What to work on ▸
The listing that follows is to be output in full and without change.

Task inputs ▸
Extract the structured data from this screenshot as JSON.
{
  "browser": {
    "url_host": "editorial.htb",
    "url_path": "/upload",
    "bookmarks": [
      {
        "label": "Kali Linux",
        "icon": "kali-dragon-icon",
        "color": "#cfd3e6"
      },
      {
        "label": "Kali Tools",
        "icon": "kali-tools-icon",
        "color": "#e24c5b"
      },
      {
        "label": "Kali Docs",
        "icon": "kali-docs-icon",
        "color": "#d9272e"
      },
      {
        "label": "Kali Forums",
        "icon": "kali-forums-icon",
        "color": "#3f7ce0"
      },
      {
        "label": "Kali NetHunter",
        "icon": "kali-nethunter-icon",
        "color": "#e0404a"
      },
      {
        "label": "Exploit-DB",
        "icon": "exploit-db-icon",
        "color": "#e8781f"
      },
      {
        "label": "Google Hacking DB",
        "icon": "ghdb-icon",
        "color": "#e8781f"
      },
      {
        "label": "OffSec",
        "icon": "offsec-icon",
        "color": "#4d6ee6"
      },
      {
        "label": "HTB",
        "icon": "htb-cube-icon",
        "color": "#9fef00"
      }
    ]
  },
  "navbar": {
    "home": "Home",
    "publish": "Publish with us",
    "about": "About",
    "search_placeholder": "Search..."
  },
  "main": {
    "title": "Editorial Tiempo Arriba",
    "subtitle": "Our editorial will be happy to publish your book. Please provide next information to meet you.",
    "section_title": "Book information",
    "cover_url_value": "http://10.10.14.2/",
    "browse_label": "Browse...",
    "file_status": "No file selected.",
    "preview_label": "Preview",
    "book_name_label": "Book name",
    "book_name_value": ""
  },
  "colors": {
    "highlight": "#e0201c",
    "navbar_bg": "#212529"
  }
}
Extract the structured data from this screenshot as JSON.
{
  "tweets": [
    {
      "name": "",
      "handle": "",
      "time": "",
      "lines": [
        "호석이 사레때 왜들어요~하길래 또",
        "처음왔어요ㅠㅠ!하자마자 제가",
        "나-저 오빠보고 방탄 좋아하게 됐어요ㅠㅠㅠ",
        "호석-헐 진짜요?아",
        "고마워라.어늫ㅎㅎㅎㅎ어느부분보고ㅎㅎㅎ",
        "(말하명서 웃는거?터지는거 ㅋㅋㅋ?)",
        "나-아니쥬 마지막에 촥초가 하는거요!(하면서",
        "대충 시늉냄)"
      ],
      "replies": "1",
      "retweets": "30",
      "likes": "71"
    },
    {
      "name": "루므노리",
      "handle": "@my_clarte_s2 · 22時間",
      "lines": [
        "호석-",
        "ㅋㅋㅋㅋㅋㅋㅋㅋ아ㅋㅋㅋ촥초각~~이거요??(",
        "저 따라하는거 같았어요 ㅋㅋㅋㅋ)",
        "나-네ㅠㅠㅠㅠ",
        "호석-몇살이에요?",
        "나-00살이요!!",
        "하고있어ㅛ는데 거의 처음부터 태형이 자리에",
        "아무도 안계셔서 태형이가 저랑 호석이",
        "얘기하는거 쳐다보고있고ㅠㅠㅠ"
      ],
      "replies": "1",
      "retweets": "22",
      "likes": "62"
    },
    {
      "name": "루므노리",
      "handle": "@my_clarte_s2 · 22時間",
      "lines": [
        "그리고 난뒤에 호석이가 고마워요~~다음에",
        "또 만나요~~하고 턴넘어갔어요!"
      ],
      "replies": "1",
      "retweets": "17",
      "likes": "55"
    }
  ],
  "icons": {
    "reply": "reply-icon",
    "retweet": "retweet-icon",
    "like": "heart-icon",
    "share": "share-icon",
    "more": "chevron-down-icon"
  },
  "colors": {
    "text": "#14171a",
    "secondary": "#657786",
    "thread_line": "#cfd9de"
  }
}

Solution ▸
Extract the structured data from this screenshot as JSON.
{
  "browser": {
    "url_host": "editorial.htb",
    "url_path": "/upload",
    "bookmarks": [
      {
        "label": "Kali Linux",
        "icon": "kali-dragon-icon",
        "color": "#cfd3e6"
      },
      {
        "label": "Kali Tools",
        "icon": "kali-tools-icon",
        "color": "#e24c5b"
      },
      {
        "label": "Kali Docs",
        "icon": "kali-docs-icon",
        "color": "#d9272e"
      },
      {
        "label": "Kali Forums",
        "icon": "kali-forums-icon",
        "color": "#3f7ce0"
      },
      {
        "label": "Kali NetHunter",
        "icon": "kali-nethunter-icon",
        "color": "#e0404a"
      },
      {
        "label": "Exploit-DB",
        "icon": "exploit-db-icon",
        "color": "#e8781f"
      },
      {
        "label": "Google Hacking DB",
        "icon": "ghdb-icon",
        "color": "#e8781f"
      },
      {
        "label": "OffSec",
        "icon": "offsec-icon",
        "color": "#4d6ee6"
      },
      {
        "label": "HTB",
        "icon": "htb-cube-icon",
        "color": "#9fef00"
      }
    ]
  },
  "navbar": {
    "home": "Home",
    "publish": "Publish with us",
    "about": "About",
    "search_placeholder": "Search..."
  },
  "main": {
    "title": "Editorial Tiempo Arriba",
    "subtitle": "Our editorial will be happy to publish your book. Please provide next information to meet you.",
    "section_title": "Book information",
    "cover_url_value": "http://10.10.14.2/",
    "browse_label": "Browse...",
    "file_status": "No file selected.",
    "preview_label": "Preview",
    "book_name_label": "Book name",
    "book_name_value": ""
  },
  "colors": {
    "highlight": "#e0201c",
    "navbar_bg": "#212529"
  }
}
Extract the structured data from this screenshot as JSON.
{
  "tweets": [
    {
      "name": "",
      "handle": "",
      "time": "",
      "lines": [
        "호석이 사레때 왜들어요~하길래 또",
        "처음왔어요ㅠㅠ!하자마자 제가",
        "나-저 오빠보고 방탄 좋아하게 됐어요ㅠㅠㅠ",
        "호석-헐 진짜요?아",
        "고마워라.어늫ㅎㅎㅎㅎ어느부분보고ㅎㅎㅎ",
        "(말하명서 웃는거?터지는거 ㅋㅋㅋ?)",
        "나-아니쥬 마지막에 촥초가 하는거요!(하면서",
        "대충 시늉냄)"
      ],
      "replies": "1",
      "retweets": "30",
      "likes": "71"
    },
    {
      "name": "루므노리",
      "handle": "@my_clarte_s2 · 22時間",
      "lines": [
        "호석-",
        "ㅋㅋㅋㅋㅋㅋㅋㅋ아ㅋㅋㅋ촥초각~~이거요??(",
        "저 따라하는거 같았어요 ㅋㅋㅋㅋ)",
        "나-네ㅠㅠㅠㅠ",
        "호석-몇살이에요?",
        "나-00살이요!!",
        "하고있어ㅛ는데 거의 처음부터 태형이 자리에",
        "아무도 안계셔서 태형이가 저랑 호석이",
        "얘기하는거 쳐다보고있고ㅠㅠㅠ"
      ],
      "replies": "1",
      "retweets": "22",
      "likes": "62"
    },
    {
      "name": "루므노리",
      "handle": "@my_clarte_s2 · 22時間",
      "lines": [
        "그리고 난뒤에 호석이가 고마워요~~다음에",
        "또 만나요~~하고 턴넘어갔어요!"
      ],
      "replies": "1",
      "retweets": "17",
      "likes": "55"
    }
  ],
  "icons": {
    "reply": "reply-icon",
    "retweet": "retweet-icon",
    "like": "heart-icon",
    "share": "share-icon",
    "more": "chevron-down-icon"
  },
  "colors": {
    "text": "#14171a",
    "secondary": "#657786",
    "thread_line": "#cfd9de"
  }
}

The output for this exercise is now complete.